>>>

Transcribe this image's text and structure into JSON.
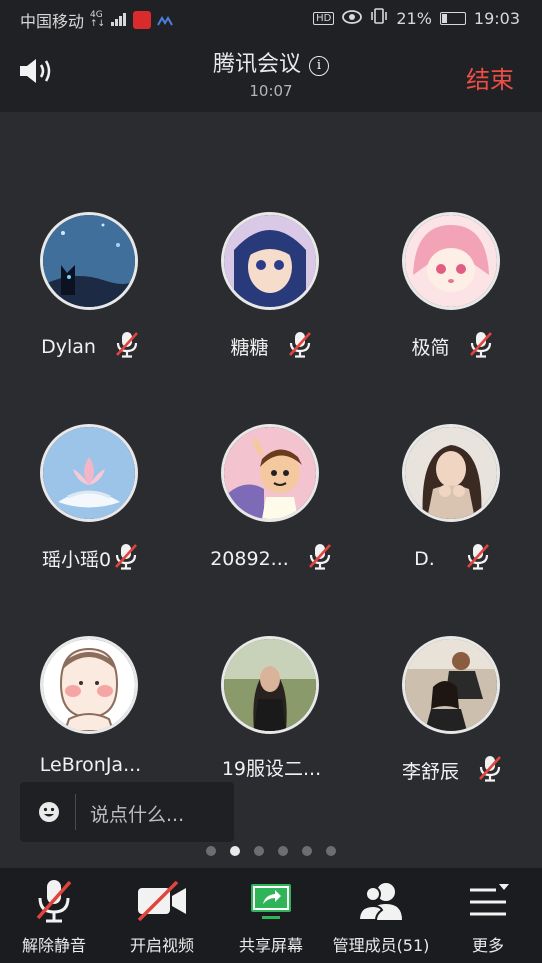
{
  "status_bar": {
    "carrier": "中国移动",
    "network_top": "4G",
    "network_bottom": "↑↓",
    "hd": "HD",
    "battery_percent": "21%",
    "battery_level": 0.21,
    "time": "19:03"
  },
  "header": {
    "title": "腾讯会议",
    "duration": "10:07",
    "end_label": "结束"
  },
  "participants": [
    {
      "name": "Dylan",
      "muted": true,
      "avatar": "cat-night-avatar"
    },
    {
      "name": "糖糖",
      "muted": true,
      "avatar": "anime-girl-blue-avatar"
    },
    {
      "name": "极简",
      "muted": true,
      "avatar": "anime-girl-pink-avatar"
    },
    {
      "name": "瑶小瑶0",
      "muted": true,
      "avatar": "lotus-avatar"
    },
    {
      "name": "20892...",
      "muted": true,
      "avatar": "cartoon-boy-avatar"
    },
    {
      "name": "D.",
      "muted": true,
      "avatar": "photo-girl-avatar"
    },
    {
      "name": "LeBronJa...",
      "muted": false,
      "avatar": "cartoon-baby-avatar"
    },
    {
      "name": "19服设二...",
      "muted": false,
      "avatar": "photo-woman-avatar"
    },
    {
      "name": "李舒辰",
      "muted": true,
      "avatar": "photo-couple-avatar"
    }
  ],
  "chat": {
    "placeholder": "说点什么..."
  },
  "pagination": {
    "total": 6,
    "active": 2
  },
  "toolbar": {
    "unmute": "解除静音",
    "video": "开启视频",
    "share": "共享屏幕",
    "members": "管理成员(51)",
    "more": "更多"
  },
  "colors": {
    "end": "#ec4d45",
    "share_green": "#2fb457",
    "mute_red": "#e0443c"
  }
}
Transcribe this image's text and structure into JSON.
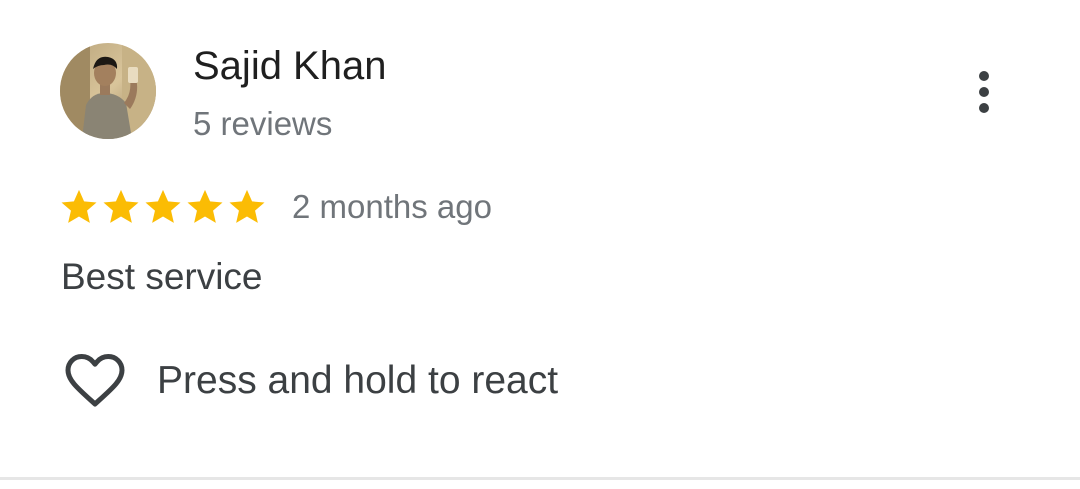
{
  "review": {
    "author_name": "Sajid Khan",
    "review_count": "5 reviews",
    "rating": 5,
    "rating_max": 5,
    "date": "2 months ago",
    "text": "Best service",
    "react_label": "Press and hold to react"
  },
  "colors": {
    "star": "#FBBC04",
    "name": "#1f1f1f",
    "secondary_text": "#70757a",
    "body_text": "#3c4043",
    "divider": "#e6e6e6"
  },
  "icons": {
    "avatar": "user-avatar-photo",
    "more": "more-vert-icon",
    "star": "star-icon",
    "react": "heart-outline-icon"
  }
}
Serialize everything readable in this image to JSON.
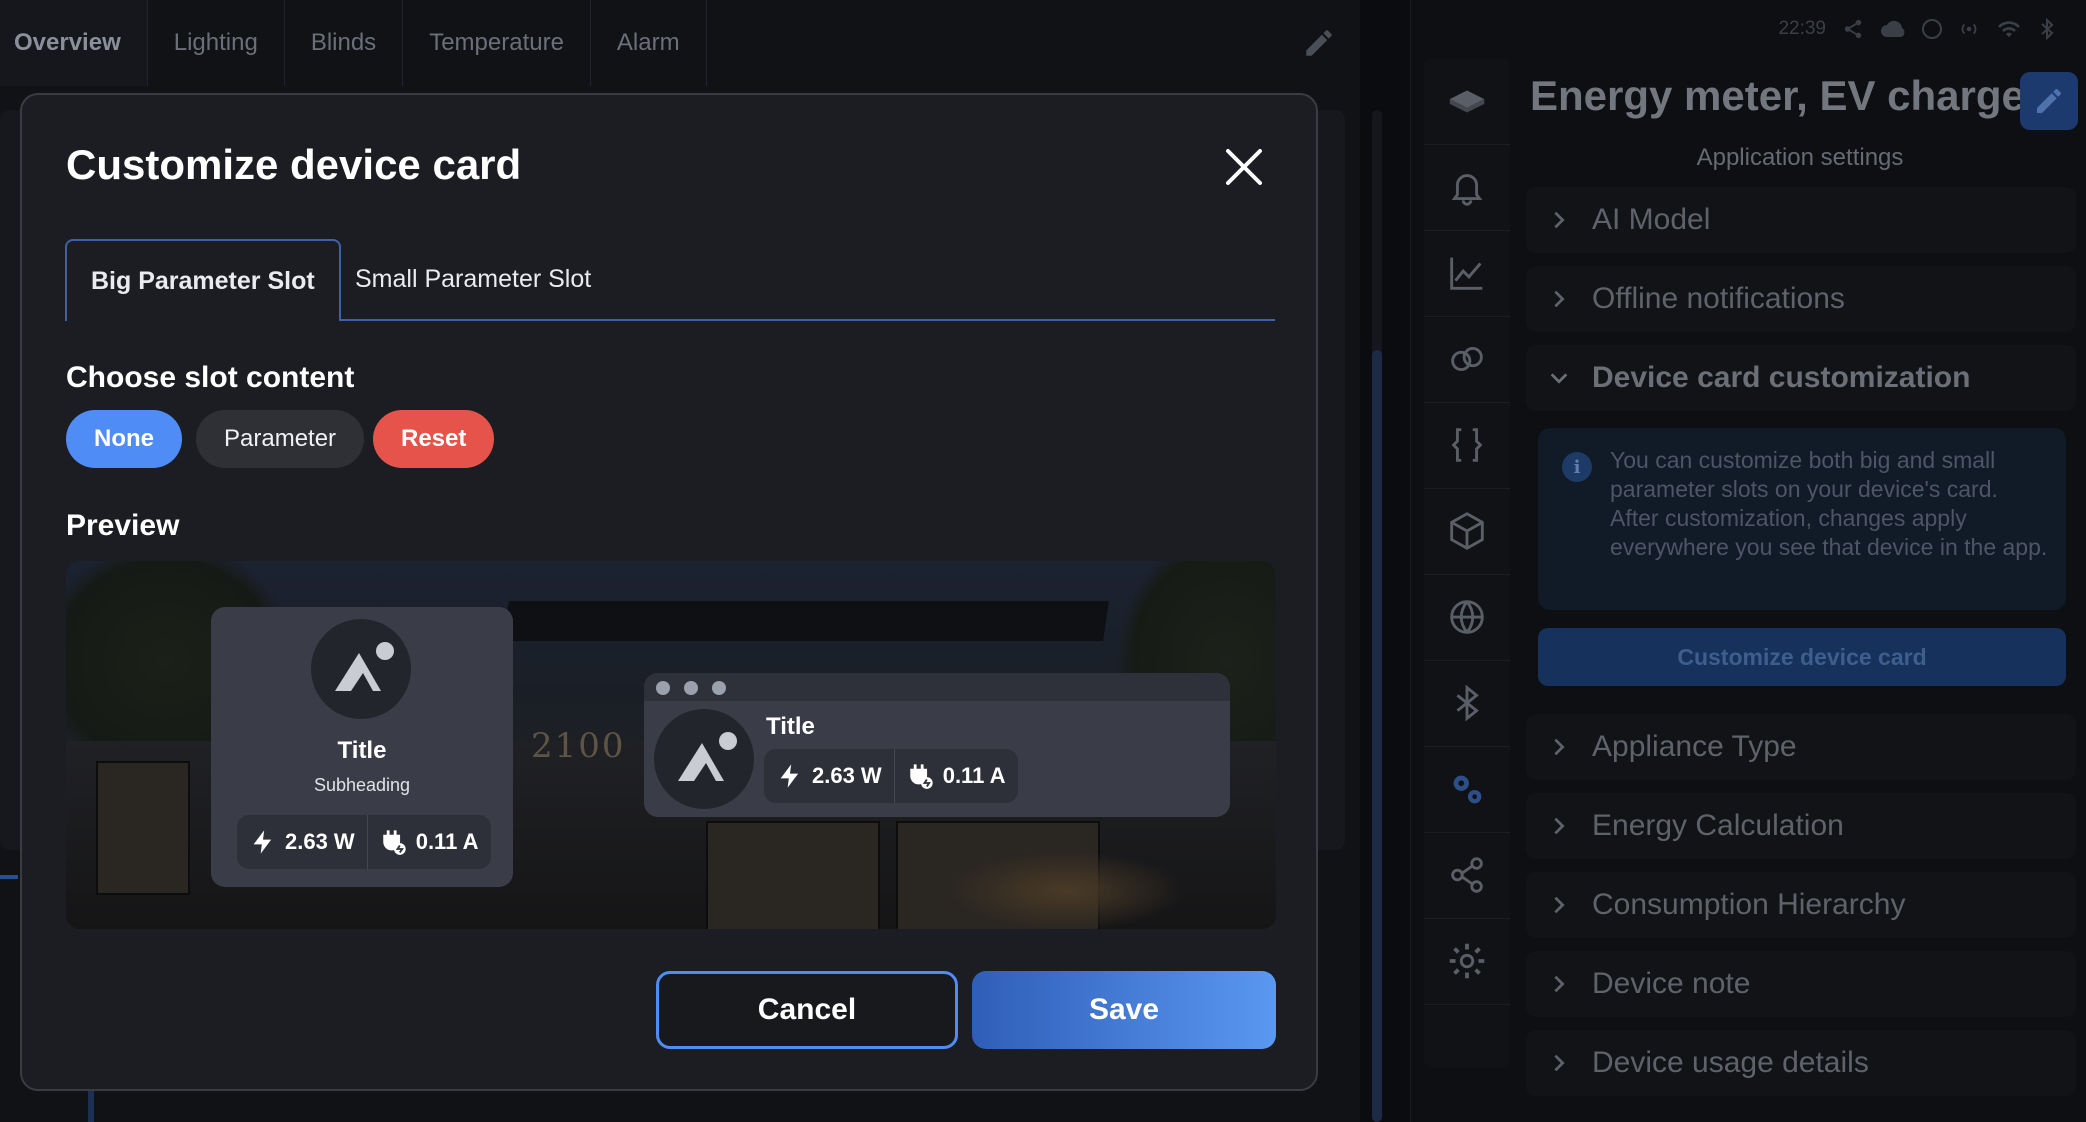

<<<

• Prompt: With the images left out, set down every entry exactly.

• Solution:
Transcribe this image's text and structure into JSON.
{
  "status_bar": {
    "carrier": "中国移动",
    "network_top": "4G",
    "network_bottom": "↑↓",
    "hd": "HD",
    "battery_percent": "21%",
    "battery_level": 0.21,
    "time": "19:03"
  },
  "header": {
    "title": "腾讯会议",
    "duration": "10:07",
    "end_label": "结束"
  },
  "participants": [
    {
      "name": "Dylan",
      "muted": true,
      "avatar": "cat-night-avatar"
    },
    {
      "name": "糖糖",
      "muted": true,
      "avatar": "anime-girl-blue-avatar"
    },
    {
      "name": "极简",
      "muted": true,
      "avatar": "anime-girl-pink-avatar"
    },
    {
      "name": "瑶小瑶0",
      "muted": true,
      "avatar": "lotus-avatar"
    },
    {
      "name": "20892...",
      "muted": true,
      "avatar": "cartoon-boy-avatar"
    },
    {
      "name": "D.",
      "muted": true,
      "avatar": "photo-girl-avatar"
    },
    {
      "name": "LeBronJa...",
      "muted": false,
      "avatar": "cartoon-baby-avatar"
    },
    {
      "name": "19服设二...",
      "muted": false,
      "avatar": "photo-woman-avatar"
    },
    {
      "name": "李舒辰",
      "muted": true,
      "avatar": "photo-couple-avatar"
    }
  ],
  "chat": {
    "placeholder": "说点什么..."
  },
  "pagination": {
    "total": 6,
    "active": 2
  },
  "toolbar": {
    "unmute": "解除静音",
    "video": "开启视频",
    "share": "共享屏幕",
    "members": "管理成员(51)",
    "more": "更多"
  },
  "colors": {
    "end": "#ec4d45",
    "share_green": "#2fb457",
    "mute_red": "#e0443c"
  }
}
Transcribe this image's text and structure into JSON.
{
  "review": {
    "author_name": "Sajid Khan",
    "review_count": "5 reviews",
    "rating": 5,
    "rating_max": 5,
    "date": "2 months ago",
    "text": "Best service",
    "react_label": "Press and hold to react"
  },
  "colors": {
    "star": "#FBBC04",
    "name": "#1f1f1f",
    "secondary_text": "#70757a",
    "body_text": "#3c4043",
    "divider": "#e6e6e6"
  },
  "icons": {
    "avatar": "user-avatar-photo",
    "more": "more-vert-icon",
    "star": "star-icon",
    "react": "heart-outline-icon"
  }
}
Serialize everything readable in this image to JSON.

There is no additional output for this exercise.